The Covid-19 pandemic is the most substantial policy challenge the UK has faced since the second world war. In less than a year, the virus has killed around 43,000 people, thrown the economy into recession and turned everyone’s lives upside down. Such is the scale of the challenge, it has forced policymakers and civil servants – in every sector, in every department, in every region – to devise and implement ideas at a pace that would have been unthinkable to generations past.
Throughout the spring and summer the British Academy, the national body for the humanities and social sciences, has been examining the critical role that the SHAPE community (social sciences, humanities and the arts for people and the economy) has played in informing policy to control the spread of the virus, and the part they will play when the crisis ends. Now we have published a report, in the Journal of the British Academy, which collects our thinking and which – we hope – will assist policymakers in shaping a positive, post-pandemic future.
The report is the product of a series of 20 workshops with experts from the SHAPE community exploring the impact of the pandemic on topics ranging from inequality and health to elections and protests. From these conversations, five principles for policy making emerged.
The first is that policymakers should draw from a broad knowledge base, one that integrates SHAPE and STEM (science, technology, engineering and mathematics) insights, from the social, historical, cultural, behavioural and economic spheres, as well as the medical, the biological and the physical. Our workshop on plagues, pandemics and crises throughout history demonstrated, through examples from the Black Death and HIV/Aids that pandemics are complex and that policy interventions must be multidisciplinary in response.
Second, policymaking must respond to local and historical contexts, and have people and purpose at its heart. Knowledge should not just derive from different disciplines but from the citizens, communities and cultures most affected by the issues at hand. The project’s discussion on urban environments brought attention to lived experience and highlighted that the idea of “building back better” varies from place to place.
Thirdly, consideration must be given to the implications of voice and political authority, with particular attention paid to the language of policy. Who has a voice? How are they using it? What words, phrases and expressions are they using? And how might these be received? These questions have important implications for how different communities engage with policy and the relationships and practices that affect the recovery.
History demonstrates that pandemics are complex and policy interventions must be multidisciplinary in response
The fourth principle is to more effectively learn from history, and to account for the complex interconnections between different scales of social and political space (for example, personal, family, local, regional, national, global), and the relations of power and influence within and between them. Our session on children and young people considered how the dispersed nature of governance on childhood policy issues – there is no single government department focusing solely on children – leads to a demand for strong inter-departmental collaboration to prevent issues “falling between the cracks”.

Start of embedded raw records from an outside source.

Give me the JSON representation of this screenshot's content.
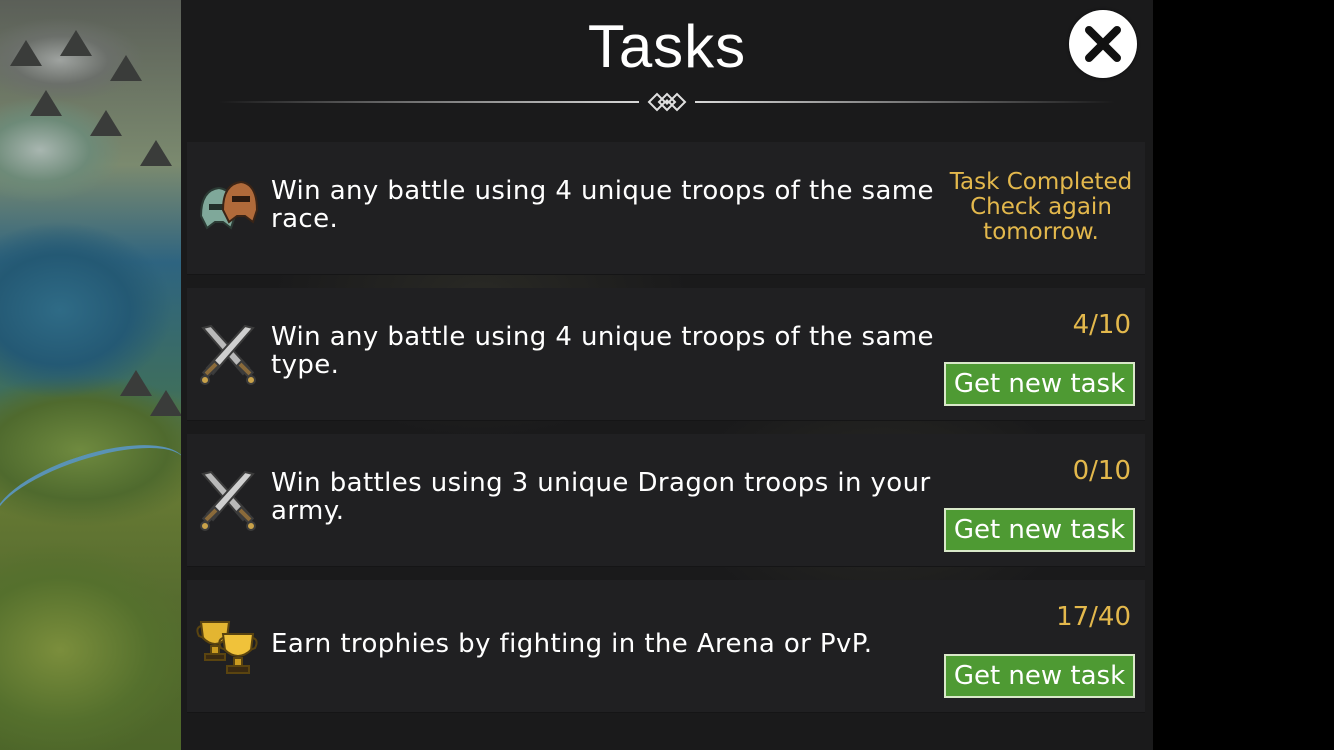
{
  "title": "Tasks",
  "close_icon": "close-icon",
  "colors": {
    "panel_bg": "#1a1a1b",
    "row_bg": "#202022",
    "accent_gold": "#e3b84c",
    "button_green": "#4e9a33"
  },
  "tasks": [
    {
      "icon": "helmets-icon",
      "description": "Win any battle using 4 unique troops of the same race.",
      "status_lines": [
        "Task Completed",
        "Check again",
        "tomorrow."
      ],
      "completed": true
    },
    {
      "icon": "crossed-swords-icon",
      "description": "Win any battle using 4 unique troops of the same type.",
      "progress": "4/10",
      "button_label": "Get new task"
    },
    {
      "icon": "crossed-swords-icon",
      "description": "Win battles using 3 unique Dragon troops in your army.",
      "progress": "0/10",
      "button_label": "Get new task"
    },
    {
      "icon": "trophies-icon",
      "description": "Earn trophies by fighting in the Arena or PvP.",
      "progress": "17/40",
      "button_label": "Get new task"
    }
  ]
}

And finally, there should be a renewed policy focus on the persistent issues of inequalities and inclusivity, sustainability and the environment, and education and skills. During our workshops, participants addressed how the UK government’s levelling up agenda could be a vehicle to address high levels of regional disparity, which may be exaggerated as the full impact of the crisis becomes clear. However, there is also a risk that the agenda could be applied as a blunt instrument that ignores or masks significant disparities within those regions.
Amid the turmoil, the pandemic is a time to imagine a better future – and policymakers, coming together with SHAPE researchers, are well-placed to do so. Among the ideas outlined in our own workshops were proposals for a UK national investment bank, which could foster partnerships between government and private companies, creating profitable solutions to social and environmental problems. Our five principles offer a useful, coherent framework for turning such ideas into reality.
By drawing attention to key areas for discussion, these principles have the potential to focus minds and foster innovative policymaking across the disciplinary spectrum, all in pursuit of a society that is more inclusive, more equitable and more sustainable.
Hetan Shah is chief executive of the British Academy.